Cystic fibrosis (CF) is a genetic and fatal condition that affects the lungs and digestive systems. The average life expectancy at the time was only 37. This diagnosis not only shattered our world but we found ourselves physically living in a new home, a hospital. That may sound superficial but with a baby, comfort and sleep is paramount. We traded our cozy apartment of white noise machines, boppies, and tubby time for fluorescent lights, constant interruptions, beeps, pokes, prods and chilly sponge baths. Everything personal and soothing was replaced with sterile, harsh, painful, loud, bright.
For those three weeks, Addie had blood transfusions, respiratory therapy and saw so many specialists, by the end of the day I could barely remember my name. We were learning a new language, the language of CF and relied solely on doctors and nurses to translate. We were figuratively and physically at their mercy.
Our nurses were our lifeline. I remember one in particular, whose baby was the same age as Addie. She cried with me and visited even when she was off duty. Thank you sweet nurse. Our phlebotomist, who had the unfortunate task of poking my babe every morning at the crack of dawn, entered the room with a defeated sigh and apologized while extracting blood from the teeniest, tiniest vein and always, always got it on his first try. Thank you sweet man. I will never forget you sweating over that little hair of a vein. To this day, I don’t know how you did it.
When your child is inpatient, you don’t always have the same doctor. Because of this, there are differing recommendations and medications. For a family trying to understand the details of a disease, consistency matters. It wasn’t just learning a new language but also deciphering varying accents and dialects.
As we were settling into our new normal, a new “to us” CF Pulmonologist visited our room with a team of residents. It is protocol or at least a kindness for doctors to ask if the patient and family are comfortable with 10 other people in the room. We would have said yes, but she offered no choice and marched in like she was staging a coup, not visiting a patient. She didn’t talk to us, she talked AT us. Her affect and demeanor were intimidating and condescending. This was her show. We were merely players.
Some of what she said was incongruous with Addie’s other pulmonologists. I was so flustered by her harsh demeanor, I couldn’t even speak. After she left, I needed clarification and asked the nurse if it was possible for the doctor to return. A few hours later, the pulmonologist angrily walks back into our room (sans entourage) clearly annoyed and said, “I heard you had some questions about how I do my job?” She was almost yelling. I tried to form a response but she sighed through each one, huffed and hawed and acted as if this was a personal affront to her, like I was requesting extra pickles on my Big Mac not talking about my baby’s life.
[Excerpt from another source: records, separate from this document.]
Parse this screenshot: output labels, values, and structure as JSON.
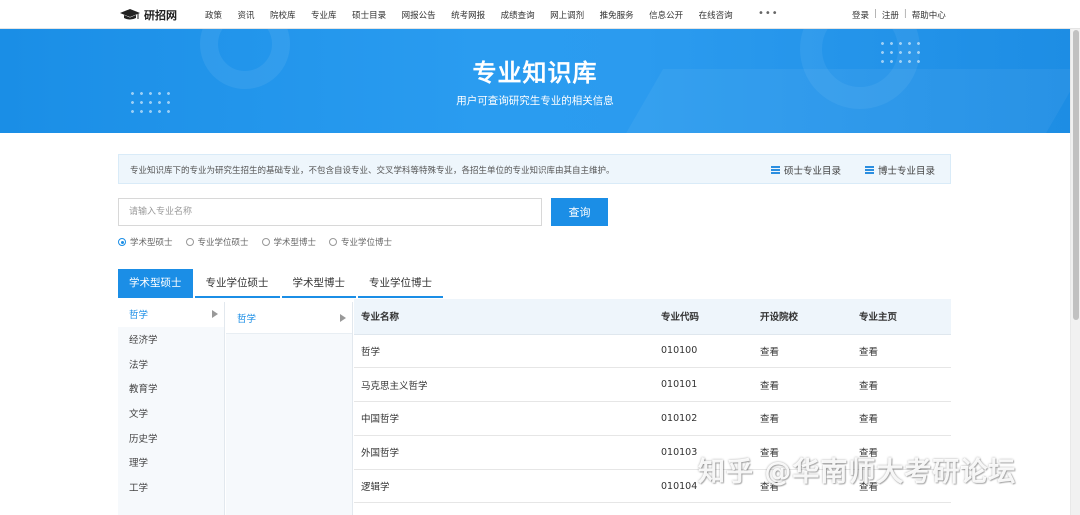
{
  "topnav": {
    "logo_text": "研招网",
    "links": [
      "政策",
      "资讯",
      "院校库",
      "专业库",
      "硕士目录",
      "网报公告",
      "统考网报",
      "成绩查询",
      "网上调剂",
      "推免服务",
      "信息公开",
      "在线咨询"
    ],
    "more": "•••",
    "login": "登录",
    "register": "注册",
    "help": "帮助中心",
    "separator": "|"
  },
  "banner": {
    "title": "专业知识库",
    "subtitle": "用户可查询研究生专业的相关信息"
  },
  "notice": {
    "text": "专业知识库下的专业为研究生招生的基础专业，不包含自设专业、交叉学科等特殊专业，各招生单位的专业知识库由其自主维护。",
    "master_catalog": "硕士专业目录",
    "doctor_catalog": "博士专业目录"
  },
  "search": {
    "placeholder": "请输入专业名称",
    "button": "查询"
  },
  "radios": [
    {
      "label": "学术型硕士",
      "checked": true
    },
    {
      "label": "专业学位硕士",
      "checked": false
    },
    {
      "label": "学术型博士",
      "checked": false
    },
    {
      "label": "专业学位博士",
      "checked": false
    }
  ],
  "tabs": [
    "学术型硕士",
    "专业学位硕士",
    "学术型博士",
    "专业学位博士"
  ],
  "categories": [
    "哲学",
    "经济学",
    "法学",
    "教育学",
    "文学",
    "历史学",
    "理学",
    "工学"
  ],
  "subcategories": [
    "哲学"
  ],
  "table": {
    "headers": [
      "专业名称",
      "专业代码",
      "开设院校",
      "专业主页"
    ],
    "rows": [
      [
        "哲学",
        "010100",
        "查看",
        "查看"
      ],
      [
        "马克思主义哲学",
        "010101",
        "查看",
        "查看"
      ],
      [
        "中国哲学",
        "010102",
        "查看",
        "查看"
      ],
      [
        "外国哲学",
        "010103",
        "查看",
        "查看"
      ],
      [
        "逻辑学",
        "010104",
        "查看",
        "查看"
      ]
    ]
  },
  "watermark": "知乎 @华南师大考研论坛",
  "colors": {
    "accent": "#1b8ee6",
    "banner": "#2a9cf0"
  }
}
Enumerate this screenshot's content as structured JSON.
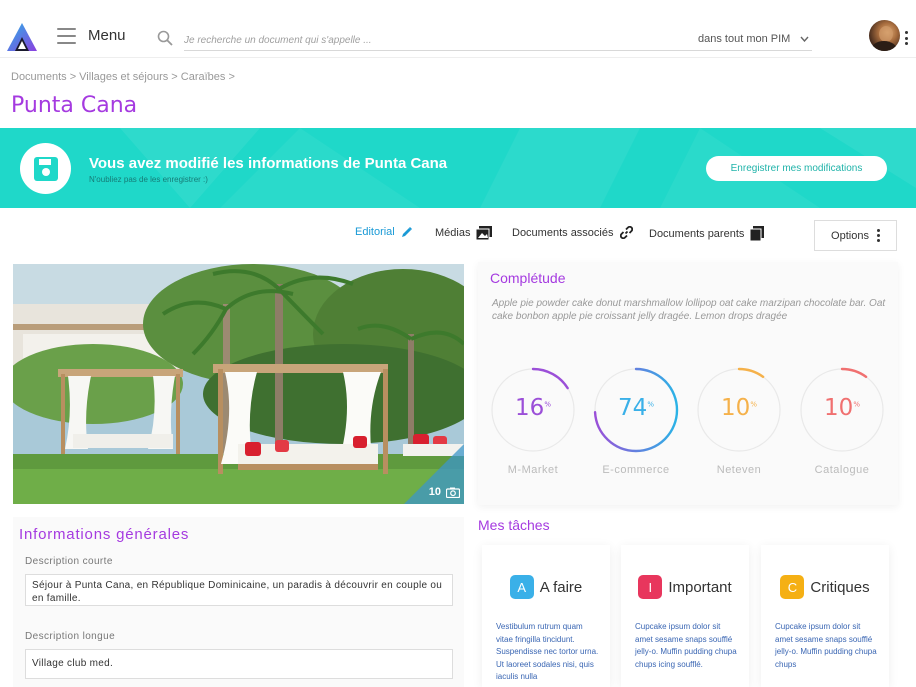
{
  "header": {
    "menu_label": "Menu",
    "search_placeholder": "Je recherche un document qui s'appelle ...",
    "search_scope": "dans tout mon PIM"
  },
  "breadcrumb": "Documents > Villages et séjours > Caraïbes >",
  "page_title": "Punta Cana",
  "banner": {
    "title": "Vous avez modifié les informations de Punta Cana",
    "subtitle": "N'oubliez pas de les enregistrer :)",
    "save_button": "Enregistrer mes modifications",
    "color": "#1fd8c9"
  },
  "tabs": [
    {
      "label": "Editorial",
      "icon": "pencil-icon",
      "active": true
    },
    {
      "label": "Médias",
      "icon": "images-icon",
      "active": false
    },
    {
      "label": "Documents associés",
      "icon": "link-icon",
      "active": false
    },
    {
      "label": "Documents parents",
      "icon": "documents-icon",
      "active": false
    }
  ],
  "options_label": "Options",
  "hero": {
    "photo_count": "10",
    "icon": "camera-icon"
  },
  "completude": {
    "title": "Complétude",
    "description": "Apple pie powder cake donut marshmallow lollipop oat cake marzipan chocolate bar. Oat cake bonbon apple pie croissant jelly dragée. Lemon drops dragée",
    "gauges": [
      {
        "label": "M-Market",
        "value": "16",
        "unit": "%",
        "color": "#9b4fd8"
      },
      {
        "label": "E-commerce",
        "value": "74",
        "unit": "%",
        "color": "#3ab0e8"
      },
      {
        "label": "Neteven",
        "value": "10",
        "unit": "%",
        "color": "#f5b14a"
      },
      {
        "label": "Catalogue",
        "value": "10",
        "unit": "%",
        "color": "#f07070"
      }
    ]
  },
  "infos": {
    "title": "Informations générales",
    "short_label": "Description courte",
    "short_value": "Séjour à Punta Cana, en République Dominicaine, un paradis à découvrir en couple ou en famille.",
    "long_label": "Description longue",
    "long_value": "Village club med."
  },
  "tasks": {
    "title": "Mes tâches",
    "items": [
      {
        "badge": "A",
        "name": "A faire",
        "color": "#3ab0e8",
        "text": "Vestibulum rutrum quam vitae fringilla tincidunt. Suspendisse nec tortor urna. Ut laoreet sodales nisi, quis iaculis nulla"
      },
      {
        "badge": "I",
        "name": "Important",
        "color": "#e8365d",
        "text": "Cupcake ipsum dolor sit amet sesame snaps soufflé jelly-o. Muffin pudding chupa chups icing soufflé."
      },
      {
        "badge": "C",
        "name": "Critiques",
        "color": "#f5b014",
        "text": "Cupcake ipsum dolor sit amet sesame snaps soufflé jelly-o. Muffin pudding chupa chups"
      }
    ]
  }
}
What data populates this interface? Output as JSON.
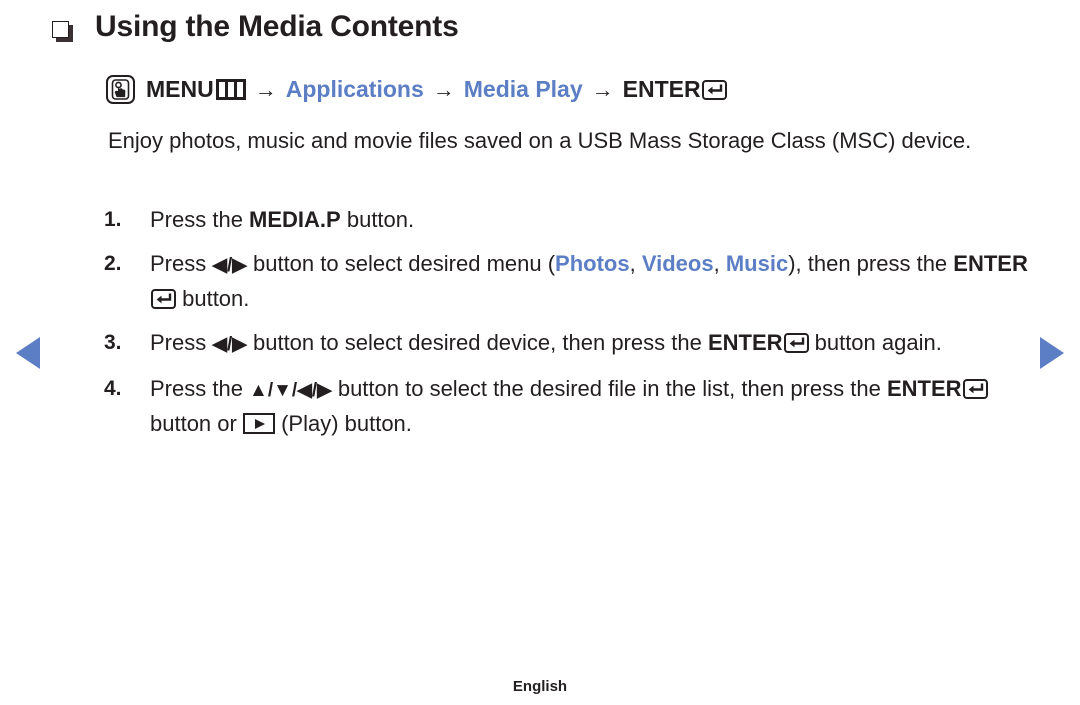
{
  "page": {
    "title": "Using the Media Contents",
    "bullet_icon": "square-bullet-icon",
    "footer_language": "English"
  },
  "nav": {
    "prev_icon": "triangle-left-icon",
    "next_icon": "triangle-right-icon",
    "arrow_color": "#5b7ec4"
  },
  "menu_path": {
    "hand_icon": "hand-press-icon",
    "menu_label": "MENU",
    "menu_icon": "menu-grid-icon",
    "arrow_1": "→",
    "step_applications": "Applications",
    "arrow_2": "→",
    "step_media_play": "Media Play",
    "arrow_3": "→",
    "enter_label": "ENTER",
    "enter_icon": "enter-return-icon",
    "accent_color": "#5b7ec4"
  },
  "intro": {
    "text": "Enjoy photos, music and movie files saved on a USB Mass Storage Class (MSC) device."
  },
  "steps": [
    {
      "number": "1.",
      "text_before": "Press the ",
      "bold_1": "MEDIA.P",
      "text_after": " button."
    },
    {
      "number": "2.",
      "text_before": "Press ",
      "dpad": "◀/▶",
      "text_mid": " button to select desired menu (",
      "menu_photos": "Photos",
      "sep_1": ", ",
      "menu_videos": "Videos",
      "sep_2": ", ",
      "menu_music": "Music",
      "text_after": "), then press the ",
      "enter_label": "ENTER",
      "enter_icon": "enter-return-icon",
      "text_end": " button."
    },
    {
      "number": "3.",
      "text_before": "Press ",
      "dpad": "◀/▶",
      "text_mid": " button to select desired device, then press the ",
      "enter_label": "ENTER",
      "enter_icon": "enter-return-icon",
      "text_after": " button again."
    },
    {
      "number": "4.",
      "text_before": "Press the ",
      "dpad": "▲/▼/◀/▶",
      "text_mid": " button to select the desired file in the list, then press the ",
      "enter_label": "ENTER",
      "enter_icon": "enter-return-icon",
      "text_after": " button or ",
      "play_icon": "play-button-icon",
      "text_end": " (Play) button."
    }
  ]
}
California did not have newborn screening in 2005 so by the time we realized Addie had CF, she was severely malnourished. Despite nursing her constantly, she was considered failure-to-thrive. At four months old, she barely weighed 8 pounds. We had been vigilant in trying to get a diagnosis but CF is rare and it took switching pediatricians, a village of moms, a lactation counselor, friends and family in the medical field and a myriad of tests before we knew why. By that point, it was almost too late.
During one of my questions, this doctor nonchalantly but judgmentally said, “Well she almost starved to death, so what do you expect?”
If someone had punched me in the face, it would have hurt less.
I later spoke with another doctor about this incident and the response was, “She doesn’t have the best bedside manner but she’s a good doctor.”
Nope. Nope. And nope.
There is no such thing as a good doctor with a bad bedside manner. If your patients cannot trust you to ask questions, if you terrify or shame them, you are not a good doctor. Hippocrates' “first do no harm” extends beyond the physical treatment of patients.
Fifteen years later, I have a healthy child. She will always have CF, but we are well-versed in the language of care. Our experiences since have only been positive. We left this hospital for another and later moved to my hometown in Iowa. Our CF team is phenomenal. At each clinic visit, our specialists ask, “What other questions do you have for me?” They are purposefully opening up a door for us to enter, for us to feel safe, so they can help.
I wish I could go back to that day. I was a new mother, a deer in the headlights of chronic illness. But today, I am a strong, fierce advocate for my daughter and I have a few words for that doctor. I hope she reads this.
When you approach that bedside, you are approaching a family who was possibly given the worst news of their life. They haven’t slept and every comfort of home has been replaced with industrial toilet paper and bright lights. Even the language you speak is foreign. The uncertainty and fear is something they never dreamed they would live. This is your job, but this is their life. Be kind. You may be the director of the show. But the patient is the star.